As a volunteer, Nancy is in the unique position of having both treated hospital patients and been cared for by the very people with whom she once worked side-by-side. “I know how things work at HSS and at the same time I can empathize with patients about what they are going through. I think my experience helps both the patients and the hospital,” she says.
About HSS | Hospital for Special Surgery

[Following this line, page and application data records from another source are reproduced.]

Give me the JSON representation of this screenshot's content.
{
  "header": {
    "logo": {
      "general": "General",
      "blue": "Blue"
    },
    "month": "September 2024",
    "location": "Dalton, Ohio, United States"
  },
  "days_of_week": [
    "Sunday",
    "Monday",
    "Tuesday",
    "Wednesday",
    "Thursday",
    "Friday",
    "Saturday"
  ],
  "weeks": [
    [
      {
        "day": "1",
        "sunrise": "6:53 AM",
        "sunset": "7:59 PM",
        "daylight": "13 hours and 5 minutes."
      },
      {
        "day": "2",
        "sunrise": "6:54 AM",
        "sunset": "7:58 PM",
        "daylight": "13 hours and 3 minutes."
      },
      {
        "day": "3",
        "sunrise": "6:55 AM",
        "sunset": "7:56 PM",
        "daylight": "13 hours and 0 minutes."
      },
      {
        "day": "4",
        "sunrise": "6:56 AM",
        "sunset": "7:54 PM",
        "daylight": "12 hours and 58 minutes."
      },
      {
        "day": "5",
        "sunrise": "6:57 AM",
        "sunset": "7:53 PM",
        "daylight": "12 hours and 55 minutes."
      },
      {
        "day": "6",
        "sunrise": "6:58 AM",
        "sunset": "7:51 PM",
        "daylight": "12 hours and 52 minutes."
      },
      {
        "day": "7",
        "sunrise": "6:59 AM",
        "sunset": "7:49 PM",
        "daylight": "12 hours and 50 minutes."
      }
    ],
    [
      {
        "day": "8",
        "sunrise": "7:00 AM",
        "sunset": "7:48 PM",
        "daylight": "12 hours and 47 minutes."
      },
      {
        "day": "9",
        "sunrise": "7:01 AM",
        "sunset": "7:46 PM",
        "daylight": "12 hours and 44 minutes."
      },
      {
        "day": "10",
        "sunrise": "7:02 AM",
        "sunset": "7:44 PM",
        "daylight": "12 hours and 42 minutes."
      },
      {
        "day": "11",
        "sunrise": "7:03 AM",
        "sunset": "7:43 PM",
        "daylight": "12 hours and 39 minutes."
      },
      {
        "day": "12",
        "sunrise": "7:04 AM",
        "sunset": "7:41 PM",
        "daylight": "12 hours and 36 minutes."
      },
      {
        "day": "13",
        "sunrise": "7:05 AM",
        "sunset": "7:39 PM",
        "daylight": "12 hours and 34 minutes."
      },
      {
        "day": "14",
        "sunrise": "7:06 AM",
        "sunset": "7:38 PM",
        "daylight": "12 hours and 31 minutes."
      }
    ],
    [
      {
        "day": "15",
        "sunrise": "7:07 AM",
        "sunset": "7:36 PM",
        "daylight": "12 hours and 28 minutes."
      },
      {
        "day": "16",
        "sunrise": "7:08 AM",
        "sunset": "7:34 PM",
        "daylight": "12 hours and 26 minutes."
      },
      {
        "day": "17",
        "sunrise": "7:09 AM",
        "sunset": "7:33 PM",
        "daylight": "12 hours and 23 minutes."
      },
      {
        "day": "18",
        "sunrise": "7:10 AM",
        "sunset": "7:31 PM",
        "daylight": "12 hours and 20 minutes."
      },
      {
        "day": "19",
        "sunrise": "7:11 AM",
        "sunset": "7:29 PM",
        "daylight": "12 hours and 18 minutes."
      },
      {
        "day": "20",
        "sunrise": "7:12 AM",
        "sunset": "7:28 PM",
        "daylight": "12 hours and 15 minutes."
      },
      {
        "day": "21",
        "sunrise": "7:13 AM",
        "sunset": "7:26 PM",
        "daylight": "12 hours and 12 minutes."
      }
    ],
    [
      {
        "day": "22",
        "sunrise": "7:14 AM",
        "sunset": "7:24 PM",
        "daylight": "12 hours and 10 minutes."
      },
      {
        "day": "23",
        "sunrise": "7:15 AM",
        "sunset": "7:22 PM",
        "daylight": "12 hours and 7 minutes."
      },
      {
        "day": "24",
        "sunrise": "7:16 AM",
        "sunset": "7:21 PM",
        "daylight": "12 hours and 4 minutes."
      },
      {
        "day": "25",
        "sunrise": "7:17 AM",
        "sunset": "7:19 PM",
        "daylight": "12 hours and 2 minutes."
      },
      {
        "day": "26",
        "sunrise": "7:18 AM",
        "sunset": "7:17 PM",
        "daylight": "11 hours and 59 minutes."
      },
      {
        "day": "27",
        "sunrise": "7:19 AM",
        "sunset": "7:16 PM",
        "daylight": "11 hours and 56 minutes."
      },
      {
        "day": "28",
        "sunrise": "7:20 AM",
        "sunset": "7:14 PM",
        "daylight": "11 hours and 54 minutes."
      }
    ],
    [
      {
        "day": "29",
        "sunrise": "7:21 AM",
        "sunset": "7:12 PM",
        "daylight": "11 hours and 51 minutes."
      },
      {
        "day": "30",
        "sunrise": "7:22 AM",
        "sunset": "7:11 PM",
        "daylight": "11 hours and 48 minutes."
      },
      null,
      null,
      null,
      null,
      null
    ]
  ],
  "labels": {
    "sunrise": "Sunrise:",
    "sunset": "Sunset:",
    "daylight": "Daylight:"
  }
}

HSS is the world’s leading academic medical center focused on musculoskeletal health. At its core is Hospital for Special Surgery, nationally ranked No. 1 in orthopedics (for the ninth consecutive year) and No. 3 in rheumatology by U.S.News & World Report (2018-2019). Founded in 1863, the Hospital has one of the lowest infection rates in the country and was the first in New York State to receive Magnet Recognition for Excellence in Nursing Service from the American Nurses Credentialing Center four consecutive times. The global standard total knee replacement was developed at HSS in 1969. An affiliate of Weill Cornell Medical College, HSS has a main campus in New York City and facilities in New Jersey, Connecticut and in the Long Island and Westchester County regions of New York State. In 2017 HSS provided care to 135,000 patients and performed more than 32,000 surgical procedures. People from all 50 U.S. states and 80 countries travelled to receive care at HSS. In addition to patient care, HSS leads the field in research, innovation and education. The HSS Research Institute comprises 20 laboratories and 300 staff members focused on leading the advancement of musculoskeletal health through prevention of degeneration, tissue repair and tissue regeneration. The HSS Global Innovation Institute was formed in 2016 to realize the potential of new drugs, therapeutics and devices. The culture of innovation is accelerating at HSS as 130 new idea submissions were made to the Global Innovation Institute in 2017 (almost 3x the submissions in 2015). The HSS Education Institute is the world’s leading provider of education on the topic on musculoskeletal health, with its online learning platform offering more than 600 courses to more than 21,000 medical professional members worldwide. Through HSS Global Ventures, the institution is collaborating with medical centers and other organizations to advance the quality and value of musculoskeletal care and to make world-class HSS care more widely accessible nationally and internationally.